-- Stored data follows --

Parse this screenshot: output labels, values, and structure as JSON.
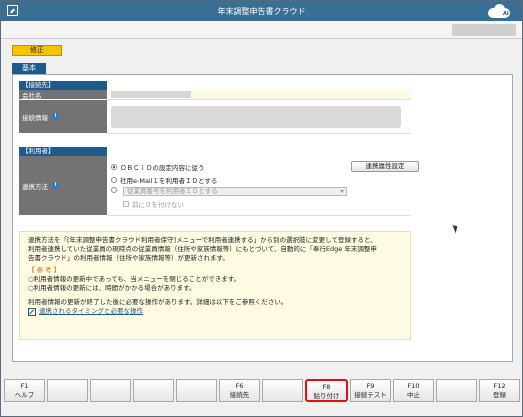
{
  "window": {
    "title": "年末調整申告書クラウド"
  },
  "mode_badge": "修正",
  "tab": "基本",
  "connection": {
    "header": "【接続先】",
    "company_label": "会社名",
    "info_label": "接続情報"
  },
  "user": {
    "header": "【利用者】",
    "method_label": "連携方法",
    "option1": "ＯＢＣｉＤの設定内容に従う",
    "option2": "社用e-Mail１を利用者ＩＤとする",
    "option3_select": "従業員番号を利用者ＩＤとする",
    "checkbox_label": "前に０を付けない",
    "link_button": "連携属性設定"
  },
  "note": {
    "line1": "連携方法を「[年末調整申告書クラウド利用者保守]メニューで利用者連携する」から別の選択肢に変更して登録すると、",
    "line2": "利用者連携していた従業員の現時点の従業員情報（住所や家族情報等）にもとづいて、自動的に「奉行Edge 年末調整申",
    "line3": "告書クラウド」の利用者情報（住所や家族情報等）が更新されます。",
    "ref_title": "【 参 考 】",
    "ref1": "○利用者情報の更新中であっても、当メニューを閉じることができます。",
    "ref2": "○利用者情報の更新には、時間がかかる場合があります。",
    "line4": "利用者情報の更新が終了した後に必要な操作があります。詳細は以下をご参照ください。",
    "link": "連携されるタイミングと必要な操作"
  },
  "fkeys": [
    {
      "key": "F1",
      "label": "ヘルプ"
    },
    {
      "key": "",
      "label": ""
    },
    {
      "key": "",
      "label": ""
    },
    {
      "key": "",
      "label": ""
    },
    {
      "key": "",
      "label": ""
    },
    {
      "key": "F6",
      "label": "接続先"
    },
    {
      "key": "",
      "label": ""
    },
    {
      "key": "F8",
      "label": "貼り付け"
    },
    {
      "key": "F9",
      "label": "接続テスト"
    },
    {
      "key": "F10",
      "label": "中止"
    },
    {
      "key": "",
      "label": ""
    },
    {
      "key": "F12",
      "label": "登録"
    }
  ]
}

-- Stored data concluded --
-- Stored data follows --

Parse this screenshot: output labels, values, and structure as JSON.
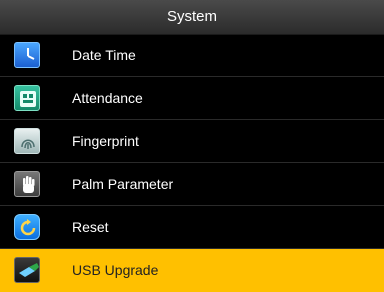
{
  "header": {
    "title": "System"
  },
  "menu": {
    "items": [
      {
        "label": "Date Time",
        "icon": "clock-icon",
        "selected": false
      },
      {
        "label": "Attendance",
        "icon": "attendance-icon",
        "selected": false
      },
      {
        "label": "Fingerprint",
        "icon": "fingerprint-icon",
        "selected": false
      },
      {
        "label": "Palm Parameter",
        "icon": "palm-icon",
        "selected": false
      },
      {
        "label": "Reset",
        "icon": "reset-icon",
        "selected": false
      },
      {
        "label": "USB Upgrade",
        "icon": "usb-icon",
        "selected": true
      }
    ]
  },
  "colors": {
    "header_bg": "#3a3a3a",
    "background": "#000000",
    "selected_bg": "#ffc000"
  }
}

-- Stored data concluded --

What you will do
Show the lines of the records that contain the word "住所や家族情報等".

Task result
    "line2": "利用者連携していた従業員の現時点の従業員情報（住所や家族情報等）にもとづいて、自動的に「奉行Edge 年末調整申",
    "line3": "告書クラウド」の利用者情報（住所や家族情報等）が更新されます。",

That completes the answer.